The eighty one year old president for life Hosni Mubarak appears to be interested in handing his presidency over to his son Gamal establishing the Mubarak dynasty. Protesters and even journalists have been beaten and dragged away from the protest in front of the Egyptian parliament.

Monday, April 5, 2010

Tutankhamun's Funeral

Interesting exhibition at the Metropolitan Museum of Art on Tutankhamun's funeral made up of mostly objects found by Theodore Davis in Kv 54 in 1908. The Metropolitan has a nice online display of the highlights.

Sunday, April 4, 2010

Philae Victory Stela

This is an article on the Philae victory stela which has been known for more than a hundred years however the trilingual inscription is poorly carved and difficult to read. A  recent study has shown that Roman Emperor Octavian is mentioned as a Pharaoh on the stela even though Octavian was never crowned Pharaoh.

Saturday, April 3, 2010

Challenging the President

Mohamed ElBaradei is the former head of the International Atomic Energy Agency, a recipient of the Nobel prize in 2005 and a potential challenger of Egyptian President for life Hosni Mubarak. Under Egyptian law only the ruling party can put forward a candidate and it has long been suspected that Mr. Mubarak wants his son Gamal to succeed him.
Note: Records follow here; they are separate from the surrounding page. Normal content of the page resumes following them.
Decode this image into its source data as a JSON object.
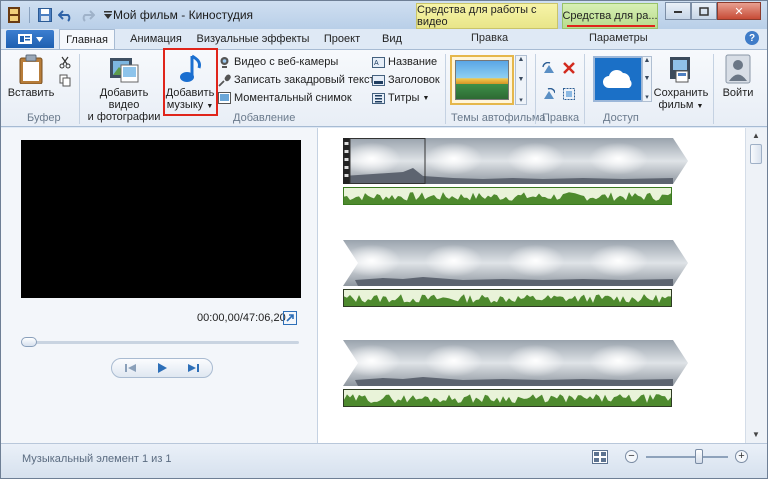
{
  "window": {
    "title": "Мой фильм - Киностудия",
    "context_tabs": {
      "video_tools": "Средства для работы с видео",
      "music_tools": "Средства для ра..."
    },
    "context_groups": {
      "edit": "Правка",
      "options": "Параметры"
    }
  },
  "tabs": [
    "Главная",
    "Анимация",
    "Визуальные эффекты",
    "Проект",
    "Вид"
  ],
  "ribbon": {
    "clipboard": {
      "paste": "Вставить",
      "group": "Буфер"
    },
    "add": {
      "add_video": [
        "Добавить видео",
        "и фотографии"
      ],
      "add_music": [
        "Добавить",
        "музыку"
      ],
      "webcam": "Видео с веб-камеры",
      "narration": "Записать закадровый текст",
      "snapshot": "Моментальный снимок",
      "title": "Название",
      "caption": "Заголовок",
      "credits": "Титры",
      "group": "Добавление"
    },
    "themes": {
      "group": "Темы автофильма"
    },
    "edit": {
      "group": "Правка"
    },
    "share": {
      "save_movie": [
        "Сохранить",
        "фильм"
      ],
      "group": "Доступ"
    },
    "signin": "Войти"
  },
  "player": {
    "timecode": "00:00,00/47:06,20",
    "position": 0.0
  },
  "status": {
    "text": "Музыкальный элемент 1 из 1",
    "zoom": 0.62
  },
  "colors": {
    "accent": "#1e5fb0",
    "highlight": "#e0251b",
    "audio_wave": "#4e8a2e"
  }
}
Mr. ElBaradei has many supporters of his independent candidacy including Ahmed Mihanna a publisher who recent published a book supporting Mr. ElBaradei. Mr. Mihanna's office was raided and his computer taken by the Egyptian police and Mr. Mihanna arrested.
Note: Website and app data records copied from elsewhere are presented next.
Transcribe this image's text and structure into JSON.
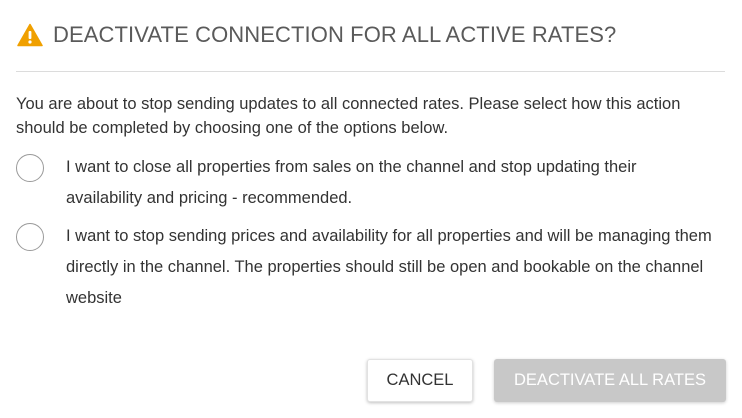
{
  "dialog": {
    "title": "DEACTIVATE CONNECTION FOR ALL ACTIVE RATES?",
    "warning_icon": "warning-triangle-icon",
    "warning_color": "#f0a000",
    "message": "You are about to stop sending updates to all connected rates. Please select how this action should be completed by choosing one of the options below.",
    "options": [
      {
        "label": "I want to close all properties from sales on the channel and stop updating their availability and pricing - recommended.",
        "selected": false
      },
      {
        "label": "I want to stop sending prices and availability for all properties and will be managing them directly in the channel. The properties should still be open and bookable on the channel website",
        "selected": false
      }
    ],
    "buttons": {
      "cancel_label": "CANCEL",
      "deactivate_label": "DEACTIVATE ALL RATES",
      "deactivate_disabled": true
    }
  }
}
Other supporters of Mr. ElBaradei have been briefly detained.

Friday, April 2, 2010

The Gay "English Patient"

Laszlo Almasy was an explorer known by the Bedouin as "Father of the sand" who explored two million square kilometers of the Saharan desert mapping and making a number of discoveries including stone age painted dugouts. Hollywood loosely based the movie "The English Patient" on Almasy with his characters heart being broken by a women before he dies as a hero.

Love letters from the Nazi agent to a soldier named Hans as well as at least one prince show Laszlo Almasy was not interested in women. His 1942 "Operation Salam" was perhaps his most daring act when he smuggled Nazi agents into British occupied Egypt.
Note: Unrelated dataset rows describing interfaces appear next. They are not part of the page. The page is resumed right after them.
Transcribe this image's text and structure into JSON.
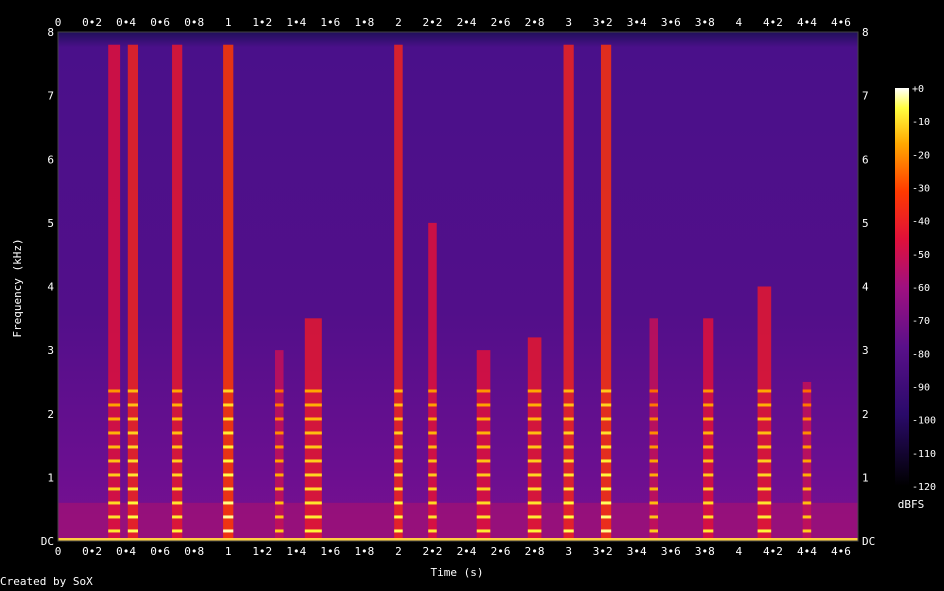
{
  "chart_data": {
    "type": "heatmap",
    "xlabel": "Time (s)",
    "ylabel": "Frequency (kHz)",
    "xlim": [
      0,
      4.7
    ],
    "ylim": [
      0,
      8
    ],
    "x_ticks": [
      "0",
      "0•2",
      "0•4",
      "0•6",
      "0•8",
      "1",
      "1•2",
      "1•4",
      "1•6",
      "1•8",
      "2",
      "2•2",
      "2•4",
      "2•6",
      "2•8",
      "3",
      "3•2",
      "3•4",
      "3•6",
      "3•8",
      "4",
      "4•2",
      "4•4",
      "4•6"
    ],
    "x_tick_values": [
      0,
      0.2,
      0.4,
      0.6,
      0.8,
      1.0,
      1.2,
      1.4,
      1.6,
      1.8,
      2.0,
      2.2,
      2.4,
      2.6,
      2.8,
      3.0,
      3.2,
      3.4,
      3.6,
      3.8,
      4.0,
      4.2,
      4.4,
      4.6
    ],
    "y_ticks": [
      "DC",
      "1",
      "2",
      "3",
      "4",
      "5",
      "6",
      "7",
      "8"
    ],
    "y_tick_values": [
      0,
      1,
      2,
      3,
      4,
      5,
      6,
      7,
      8
    ],
    "colorbar": {
      "label": "dBFS",
      "ticks": [
        "+0",
        "-10",
        "-20",
        "-30",
        "-40",
        "-50",
        "-60",
        "-70",
        "-80",
        "-90",
        "-100",
        "-110",
        "-120"
      ],
      "tick_values": [
        0,
        -10,
        -20,
        -30,
        -40,
        -50,
        -60,
        -70,
        -80,
        -90,
        -100,
        -110,
        -120
      ],
      "range": [
        -120,
        0
      ]
    },
    "bursts": [
      {
        "t": 0.33,
        "w": 0.07,
        "fmax": 7.8,
        "level": -40
      },
      {
        "t": 0.44,
        "w": 0.06,
        "fmax": 7.8,
        "level": -35
      },
      {
        "t": 0.7,
        "w": 0.06,
        "fmax": 7.8,
        "level": -38
      },
      {
        "t": 1.0,
        "w": 0.06,
        "fmax": 7.8,
        "level": -30
      },
      {
        "t": 1.3,
        "w": 0.05,
        "fmax": 3.0,
        "level": -45
      },
      {
        "t": 1.5,
        "w": 0.1,
        "fmax": 3.5,
        "level": -38
      },
      {
        "t": 2.0,
        "w": 0.05,
        "fmax": 7.8,
        "level": -35
      },
      {
        "t": 2.2,
        "w": 0.05,
        "fmax": 5.0,
        "level": -40
      },
      {
        "t": 2.5,
        "w": 0.08,
        "fmax": 3.0,
        "level": -40
      },
      {
        "t": 2.8,
        "w": 0.08,
        "fmax": 3.2,
        "level": -38
      },
      {
        "t": 3.0,
        "w": 0.06,
        "fmax": 7.8,
        "level": -35
      },
      {
        "t": 3.22,
        "w": 0.06,
        "fmax": 7.8,
        "level": -32
      },
      {
        "t": 3.5,
        "w": 0.05,
        "fmax": 3.5,
        "level": -45
      },
      {
        "t": 3.82,
        "w": 0.06,
        "fmax": 3.5,
        "level": -40
      },
      {
        "t": 4.15,
        "w": 0.08,
        "fmax": 4.0,
        "level": -38
      },
      {
        "t": 4.4,
        "w": 0.05,
        "fmax": 2.5,
        "level": -45
      }
    ]
  },
  "footer": {
    "credit": "Created by SoX"
  }
}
To do this Almasy revealed that he had a hiding place in the desert for the operations supplies, a hiding place that has recently been found by an Austrian expedition.

Avenue of Rams

This is another article on the fast paced excavation of the ancient avenue of rams with everything in its path being demolished for the peoples own good, that is according to the governor of Luxor. The evicted residents are being offered money or another flat for their demolished homes.

The precedents is not good for the residents of Luxor who need only to look at the people evicted from Gurna a couple of years ago many of who are less than happy and facing problems receiving water and electricity in their new government given homes.

There is also talk that the excavation of the avenue is turning up mostly battered and unrecognizable pieces of statuary (rams).